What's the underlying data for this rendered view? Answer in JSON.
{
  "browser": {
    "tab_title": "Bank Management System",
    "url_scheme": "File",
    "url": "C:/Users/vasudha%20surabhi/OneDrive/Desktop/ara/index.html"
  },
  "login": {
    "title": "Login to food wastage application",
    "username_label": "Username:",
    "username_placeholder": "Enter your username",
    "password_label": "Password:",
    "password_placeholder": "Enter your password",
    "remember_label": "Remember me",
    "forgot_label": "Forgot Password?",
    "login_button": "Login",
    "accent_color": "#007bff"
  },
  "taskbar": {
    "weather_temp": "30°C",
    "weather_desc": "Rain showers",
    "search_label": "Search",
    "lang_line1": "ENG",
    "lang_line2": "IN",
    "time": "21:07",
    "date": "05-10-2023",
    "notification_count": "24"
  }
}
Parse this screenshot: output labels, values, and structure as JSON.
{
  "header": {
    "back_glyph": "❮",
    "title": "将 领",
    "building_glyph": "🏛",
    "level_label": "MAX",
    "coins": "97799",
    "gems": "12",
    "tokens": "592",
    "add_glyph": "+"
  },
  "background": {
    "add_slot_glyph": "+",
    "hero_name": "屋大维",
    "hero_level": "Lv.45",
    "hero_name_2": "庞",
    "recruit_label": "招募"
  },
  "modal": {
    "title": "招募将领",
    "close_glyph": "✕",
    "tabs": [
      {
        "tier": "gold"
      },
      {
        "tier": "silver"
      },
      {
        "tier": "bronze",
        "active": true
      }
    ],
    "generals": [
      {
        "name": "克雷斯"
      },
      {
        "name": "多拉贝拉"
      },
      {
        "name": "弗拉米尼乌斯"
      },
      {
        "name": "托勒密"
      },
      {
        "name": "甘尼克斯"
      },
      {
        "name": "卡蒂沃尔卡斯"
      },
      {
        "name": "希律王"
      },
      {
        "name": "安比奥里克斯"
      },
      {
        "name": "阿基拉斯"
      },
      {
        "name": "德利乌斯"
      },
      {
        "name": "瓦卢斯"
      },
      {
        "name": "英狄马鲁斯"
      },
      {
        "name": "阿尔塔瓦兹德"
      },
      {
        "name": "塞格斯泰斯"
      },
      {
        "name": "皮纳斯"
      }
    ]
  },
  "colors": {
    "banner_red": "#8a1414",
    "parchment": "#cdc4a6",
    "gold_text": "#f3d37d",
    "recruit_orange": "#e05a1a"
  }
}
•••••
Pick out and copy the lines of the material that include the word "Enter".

→ **Written solution**:
    "username_placeholder": "Enter your username",
    "password_placeholder": "Enter your password",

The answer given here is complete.